Atonic seizures occur when muscle tone is temporarily lost, usually for a minute or less. In most instances, the child’s head will drop down and posture is gone, making the child collapsed. For children who experience atonic seizures, headgear to protect their heads when falling is necessary as these seizures can happen numerous times a day.
Since partial seizures only involve one side of the brain, they are not as dangerous as general seizures, but it’s still crucial to understand how to protect your child when these types of seizures occur.
Partial seizures are more common in people with epilepsy, and the symptoms depend on what part of the brain is conducting the electrical activity. In general, common symptoms include:
- Auditory hallucinations
- Sensory problems
- Unorganized behavior
- Uncontrollable body movements
Brain Damage and Seizures
For children with cerebral palsy, brain damage is usually what causes seizures. Brain injuries most commonly happen during labor and delivery when the infant is deprived of oxygen too long or injured with birth-assisting tools or too much medication.
When brain injuries occur, seizures are likely to be the result, and the type of seizure will depend upon the location of the brain injury. If a neonatal stroke happened during the birthing period, the risk of developing seizures heightens significantly.
Seizures after a brain injury may start in early infancy but may be hard to detect as infants have the tendency to make unexpected movements. It’s important to work with your child’s physician in order to look for the signs of seizures so you can help your baby be safe when they occur.
Treatment for Seizures
There is no cure for seizures, but certain medications and diet plans have both proven to help curb the frequency of seizures and control the severity in many children.
Anticonvulsant medications are the most common type of treatment for children with cerebral palsy. Along with reducing the frequency of seizures, anticonvulsant drugs also help children with mood swings and outbursts.
Diet also plays a large part in helping control the frequency of seizures. Specifically, the Ketogenic diet, which is low in carbs and high in fat, is often recommended by pediatricians. Many scientists have indicated that the Ketogenic diet helps modify children’s metabolism, which helps to increase ketone bodies. When ketone bodies are increased, the frequency of seizures are typically reduced.

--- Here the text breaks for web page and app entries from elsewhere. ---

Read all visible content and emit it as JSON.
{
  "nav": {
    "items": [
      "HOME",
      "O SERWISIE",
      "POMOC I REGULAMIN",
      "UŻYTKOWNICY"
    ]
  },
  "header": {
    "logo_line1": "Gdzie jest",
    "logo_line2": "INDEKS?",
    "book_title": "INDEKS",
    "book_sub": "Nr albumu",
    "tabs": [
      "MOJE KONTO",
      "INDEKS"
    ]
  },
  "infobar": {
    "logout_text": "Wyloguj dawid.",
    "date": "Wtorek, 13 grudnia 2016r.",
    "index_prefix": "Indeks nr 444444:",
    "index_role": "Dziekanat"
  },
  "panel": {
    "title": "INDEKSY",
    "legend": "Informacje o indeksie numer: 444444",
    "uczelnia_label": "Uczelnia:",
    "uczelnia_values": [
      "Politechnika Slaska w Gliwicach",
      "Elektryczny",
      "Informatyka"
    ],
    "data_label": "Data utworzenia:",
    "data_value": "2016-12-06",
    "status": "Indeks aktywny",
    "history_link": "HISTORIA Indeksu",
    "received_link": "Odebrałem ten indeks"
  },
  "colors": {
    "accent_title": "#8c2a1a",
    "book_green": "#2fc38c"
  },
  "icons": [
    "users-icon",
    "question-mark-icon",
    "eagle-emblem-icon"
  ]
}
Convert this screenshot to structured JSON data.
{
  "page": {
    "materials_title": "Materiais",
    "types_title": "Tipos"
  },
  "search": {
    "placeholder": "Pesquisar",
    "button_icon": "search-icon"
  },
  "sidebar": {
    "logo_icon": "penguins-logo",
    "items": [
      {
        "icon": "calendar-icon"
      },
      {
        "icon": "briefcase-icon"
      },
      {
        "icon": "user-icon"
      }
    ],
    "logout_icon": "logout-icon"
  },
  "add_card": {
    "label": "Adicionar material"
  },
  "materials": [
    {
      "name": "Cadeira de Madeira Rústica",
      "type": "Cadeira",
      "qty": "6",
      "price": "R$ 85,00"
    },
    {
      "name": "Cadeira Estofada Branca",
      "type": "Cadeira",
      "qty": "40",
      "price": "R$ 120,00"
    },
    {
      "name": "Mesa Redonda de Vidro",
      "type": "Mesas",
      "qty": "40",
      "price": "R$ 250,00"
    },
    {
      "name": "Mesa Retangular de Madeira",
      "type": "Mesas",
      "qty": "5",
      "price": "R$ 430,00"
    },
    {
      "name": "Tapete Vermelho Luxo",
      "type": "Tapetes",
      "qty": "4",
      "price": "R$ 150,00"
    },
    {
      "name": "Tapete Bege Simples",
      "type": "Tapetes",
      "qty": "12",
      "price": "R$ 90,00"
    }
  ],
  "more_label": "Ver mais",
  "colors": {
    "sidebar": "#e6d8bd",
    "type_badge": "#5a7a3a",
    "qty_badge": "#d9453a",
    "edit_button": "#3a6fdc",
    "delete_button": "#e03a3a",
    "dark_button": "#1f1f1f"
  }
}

If medications and diet fail to help, a last resort in some cases is surgery. Although surgery is generally done if other treatments fail, Johns Hopkins hospital states that surgery for seizures, especially for children with epilepsy, should be considered right away if early trials of anticonvulsant medications do not work.
The type of surgery will depend on what kind of seizures the child has and the severity. Surgeries for cerebral palsy include:
- Focal Resection: A portion of the brain is removed and subdural electrodes are implanted to help control the seizures
- Hemispherectomy: Almost an entire side of the brain is removed in order to disable the portion of the brain that’s causing the seizures. This is the least common type of surgery.
- Corpus Callosotomy: The corpus callosum in the brain is cut in order to reduce generalized seizures. No portion of the brain is removed with this type of surgery.